Carol Johnson and John Wanna
Previous Australian electoral studies in this series include:
Australia Votes: The 1958 Federal Election, edited by D Rawson, 1961 (the first book-length study of a federal election but not part of any series).
Labor to Power: Australia’s 1972 Election, edited by H Mayer, 1973 (the second book-length study but again not part of an ongoing series, and also published in Politics, Vol 8 (1), 1973).
Australia at the Polls: The National Elections of 1975, edited by HR Penniman, 1977.
The Australian National Elections of 1977, edited by HR Penniman, 1979.

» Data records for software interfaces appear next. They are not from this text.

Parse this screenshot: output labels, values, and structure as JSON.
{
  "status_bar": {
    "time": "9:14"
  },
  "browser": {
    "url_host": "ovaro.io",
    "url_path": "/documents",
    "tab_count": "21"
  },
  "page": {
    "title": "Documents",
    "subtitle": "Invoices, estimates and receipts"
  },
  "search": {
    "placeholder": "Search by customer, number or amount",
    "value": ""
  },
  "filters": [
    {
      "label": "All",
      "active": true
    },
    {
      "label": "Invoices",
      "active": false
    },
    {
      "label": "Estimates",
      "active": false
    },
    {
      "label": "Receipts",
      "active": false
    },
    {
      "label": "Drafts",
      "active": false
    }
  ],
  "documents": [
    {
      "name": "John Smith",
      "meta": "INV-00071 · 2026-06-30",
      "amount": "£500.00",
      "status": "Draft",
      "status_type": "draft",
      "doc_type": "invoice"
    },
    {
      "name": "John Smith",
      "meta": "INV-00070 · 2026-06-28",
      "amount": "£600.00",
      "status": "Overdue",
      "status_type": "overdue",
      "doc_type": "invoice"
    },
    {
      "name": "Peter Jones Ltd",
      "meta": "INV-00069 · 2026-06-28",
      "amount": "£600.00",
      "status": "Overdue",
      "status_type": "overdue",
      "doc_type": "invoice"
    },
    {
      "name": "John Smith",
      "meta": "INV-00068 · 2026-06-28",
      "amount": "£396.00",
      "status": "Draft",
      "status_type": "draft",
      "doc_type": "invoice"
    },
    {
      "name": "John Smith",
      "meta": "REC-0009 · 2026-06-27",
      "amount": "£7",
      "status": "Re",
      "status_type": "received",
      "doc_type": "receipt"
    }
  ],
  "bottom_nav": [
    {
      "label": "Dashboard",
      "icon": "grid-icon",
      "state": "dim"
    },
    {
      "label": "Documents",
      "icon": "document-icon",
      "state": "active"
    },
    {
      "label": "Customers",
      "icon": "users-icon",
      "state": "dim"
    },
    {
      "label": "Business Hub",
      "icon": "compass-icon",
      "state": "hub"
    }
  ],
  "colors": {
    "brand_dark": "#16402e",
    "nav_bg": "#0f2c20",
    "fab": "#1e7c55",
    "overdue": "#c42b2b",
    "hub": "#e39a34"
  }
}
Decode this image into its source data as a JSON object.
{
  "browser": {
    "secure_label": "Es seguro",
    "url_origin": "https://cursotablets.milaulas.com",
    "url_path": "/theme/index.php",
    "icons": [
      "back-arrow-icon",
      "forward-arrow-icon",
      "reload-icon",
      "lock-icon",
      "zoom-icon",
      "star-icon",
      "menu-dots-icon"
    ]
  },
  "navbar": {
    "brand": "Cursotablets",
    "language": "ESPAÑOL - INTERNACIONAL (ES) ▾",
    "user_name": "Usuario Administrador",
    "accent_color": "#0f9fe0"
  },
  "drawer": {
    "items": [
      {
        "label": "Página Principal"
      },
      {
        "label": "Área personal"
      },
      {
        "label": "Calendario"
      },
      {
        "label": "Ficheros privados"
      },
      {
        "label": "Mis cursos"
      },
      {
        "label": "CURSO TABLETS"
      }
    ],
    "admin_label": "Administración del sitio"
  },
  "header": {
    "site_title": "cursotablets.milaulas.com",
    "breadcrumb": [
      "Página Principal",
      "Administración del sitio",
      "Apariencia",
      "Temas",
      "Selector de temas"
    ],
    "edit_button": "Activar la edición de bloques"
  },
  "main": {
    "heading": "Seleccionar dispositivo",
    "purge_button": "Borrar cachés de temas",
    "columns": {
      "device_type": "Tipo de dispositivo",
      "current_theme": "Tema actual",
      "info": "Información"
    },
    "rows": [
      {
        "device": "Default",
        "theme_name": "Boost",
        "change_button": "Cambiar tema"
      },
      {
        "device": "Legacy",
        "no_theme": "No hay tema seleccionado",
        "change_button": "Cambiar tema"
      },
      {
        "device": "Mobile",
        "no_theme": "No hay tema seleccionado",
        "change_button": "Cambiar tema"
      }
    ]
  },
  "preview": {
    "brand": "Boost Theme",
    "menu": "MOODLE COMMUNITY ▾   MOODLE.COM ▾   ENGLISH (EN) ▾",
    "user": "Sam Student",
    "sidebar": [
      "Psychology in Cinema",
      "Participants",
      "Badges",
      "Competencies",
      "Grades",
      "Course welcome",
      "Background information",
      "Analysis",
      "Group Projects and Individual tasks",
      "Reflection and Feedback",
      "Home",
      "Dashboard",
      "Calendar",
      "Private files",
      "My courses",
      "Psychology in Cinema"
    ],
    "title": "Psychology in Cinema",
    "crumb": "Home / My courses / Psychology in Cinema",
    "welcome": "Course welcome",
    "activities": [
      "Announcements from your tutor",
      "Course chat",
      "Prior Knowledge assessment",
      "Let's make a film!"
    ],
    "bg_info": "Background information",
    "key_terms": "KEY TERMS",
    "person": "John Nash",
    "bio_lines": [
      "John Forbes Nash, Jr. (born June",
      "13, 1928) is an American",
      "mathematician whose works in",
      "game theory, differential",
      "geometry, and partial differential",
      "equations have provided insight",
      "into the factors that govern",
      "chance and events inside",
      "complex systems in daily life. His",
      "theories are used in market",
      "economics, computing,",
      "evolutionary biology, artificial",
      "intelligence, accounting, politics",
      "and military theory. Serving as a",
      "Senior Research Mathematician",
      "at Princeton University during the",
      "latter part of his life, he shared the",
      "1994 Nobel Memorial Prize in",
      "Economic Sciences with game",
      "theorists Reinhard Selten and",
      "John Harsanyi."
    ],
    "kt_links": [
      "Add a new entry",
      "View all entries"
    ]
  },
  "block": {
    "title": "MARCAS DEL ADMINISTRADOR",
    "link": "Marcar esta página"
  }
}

Australia at the Polls: The National Elections of 1980 and 1983, edited by HR Penniman, 1983.
Australia Votes: The 1987 Federal Election, edited by I McAllister and J Warhurst, 1988.

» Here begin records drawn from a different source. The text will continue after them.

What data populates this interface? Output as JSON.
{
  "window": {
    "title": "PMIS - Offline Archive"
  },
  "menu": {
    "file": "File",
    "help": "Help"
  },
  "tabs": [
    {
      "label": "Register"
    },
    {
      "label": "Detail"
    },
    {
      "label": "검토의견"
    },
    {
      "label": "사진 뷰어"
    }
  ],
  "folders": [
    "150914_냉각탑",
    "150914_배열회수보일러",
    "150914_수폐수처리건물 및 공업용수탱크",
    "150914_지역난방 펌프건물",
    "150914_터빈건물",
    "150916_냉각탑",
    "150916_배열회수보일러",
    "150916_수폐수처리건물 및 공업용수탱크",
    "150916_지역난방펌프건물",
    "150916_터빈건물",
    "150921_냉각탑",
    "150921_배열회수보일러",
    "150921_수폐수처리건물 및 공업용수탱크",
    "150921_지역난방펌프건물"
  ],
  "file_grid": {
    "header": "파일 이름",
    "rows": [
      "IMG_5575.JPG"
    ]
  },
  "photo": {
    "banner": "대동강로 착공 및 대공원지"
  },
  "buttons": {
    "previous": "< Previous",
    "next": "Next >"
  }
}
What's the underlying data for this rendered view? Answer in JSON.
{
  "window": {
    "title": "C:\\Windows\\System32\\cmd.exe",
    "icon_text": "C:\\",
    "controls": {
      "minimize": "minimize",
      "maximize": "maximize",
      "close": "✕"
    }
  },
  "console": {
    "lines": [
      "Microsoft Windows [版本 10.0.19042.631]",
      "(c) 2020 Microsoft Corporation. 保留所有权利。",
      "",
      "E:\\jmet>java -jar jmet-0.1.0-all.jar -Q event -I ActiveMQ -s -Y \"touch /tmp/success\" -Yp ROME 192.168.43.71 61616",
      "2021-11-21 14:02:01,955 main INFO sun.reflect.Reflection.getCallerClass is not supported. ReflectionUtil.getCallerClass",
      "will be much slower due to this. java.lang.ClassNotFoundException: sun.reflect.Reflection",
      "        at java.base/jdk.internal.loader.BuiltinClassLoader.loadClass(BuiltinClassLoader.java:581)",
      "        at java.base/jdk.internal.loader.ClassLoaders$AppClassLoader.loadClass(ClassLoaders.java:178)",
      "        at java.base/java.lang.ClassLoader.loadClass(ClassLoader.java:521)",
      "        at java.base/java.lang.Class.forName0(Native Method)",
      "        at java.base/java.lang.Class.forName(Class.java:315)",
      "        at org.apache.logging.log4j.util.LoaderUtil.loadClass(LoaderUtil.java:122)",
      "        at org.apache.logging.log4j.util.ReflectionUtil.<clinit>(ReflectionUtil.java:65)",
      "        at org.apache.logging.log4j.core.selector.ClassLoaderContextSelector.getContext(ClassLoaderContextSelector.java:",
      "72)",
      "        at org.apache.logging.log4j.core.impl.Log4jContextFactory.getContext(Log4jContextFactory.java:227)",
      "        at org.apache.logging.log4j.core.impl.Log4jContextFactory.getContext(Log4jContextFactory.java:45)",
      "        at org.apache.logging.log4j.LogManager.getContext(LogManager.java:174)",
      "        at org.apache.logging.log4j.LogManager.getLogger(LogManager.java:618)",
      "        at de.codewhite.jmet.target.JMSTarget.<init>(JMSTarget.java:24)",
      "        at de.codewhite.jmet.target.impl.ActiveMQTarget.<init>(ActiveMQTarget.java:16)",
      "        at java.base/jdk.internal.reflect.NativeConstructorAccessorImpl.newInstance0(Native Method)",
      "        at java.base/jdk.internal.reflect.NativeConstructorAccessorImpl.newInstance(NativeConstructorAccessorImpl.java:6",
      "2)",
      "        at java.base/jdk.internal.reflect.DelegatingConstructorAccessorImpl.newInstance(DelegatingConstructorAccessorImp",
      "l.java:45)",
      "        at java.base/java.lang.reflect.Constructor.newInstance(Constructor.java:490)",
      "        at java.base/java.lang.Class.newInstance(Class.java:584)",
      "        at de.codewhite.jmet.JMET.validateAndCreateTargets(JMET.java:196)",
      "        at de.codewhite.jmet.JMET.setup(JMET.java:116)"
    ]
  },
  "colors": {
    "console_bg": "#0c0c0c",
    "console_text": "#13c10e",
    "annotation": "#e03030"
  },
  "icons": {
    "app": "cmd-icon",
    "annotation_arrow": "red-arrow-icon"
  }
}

The Greening of Australian Politics: The 1990 Federal Election, edited by C Bean, I McAllister and J Warhurst, 1990.
The 1993 Federal Election, Special Edition of the Australian Journal of Political Science, Vol 29, 1994, guest editor C Bean.
The Politics of Retribution: The 1996 Australian Federal Election, edited by C Bean, M Simms, S Bennett and J Warhurst, 1997.
Howard’s Agenda: The 1998 Australian Election, edited by M Simms and J Warhurst, 2000.
2001: The Centenary Election, edited by J Warhurst and M Simms, 2002.
Mortgage Nation: The 2004 Australian Election, edited by M Simms and J Warhurst, 2005.
Kevin 07: The 2007 Australian Election, in the Australian Journal of Cultural History, Part 1 Vol 27 (3) 2009, and Part 2 Vol 28 (1) 2010, guest editor M Simms.
Julia 2010: The caretaker election, edited by M Simms and J Wanna, 2012.
NB: An earlier list of this series and some details about the electoral studies is included in Murray Goot’s entry ‘Election Studies’, in Brian Galligan and Winsome Roberts (eds), 2007, The Oxford Companion to Australian Politics, Melbourne: Oxford University Press.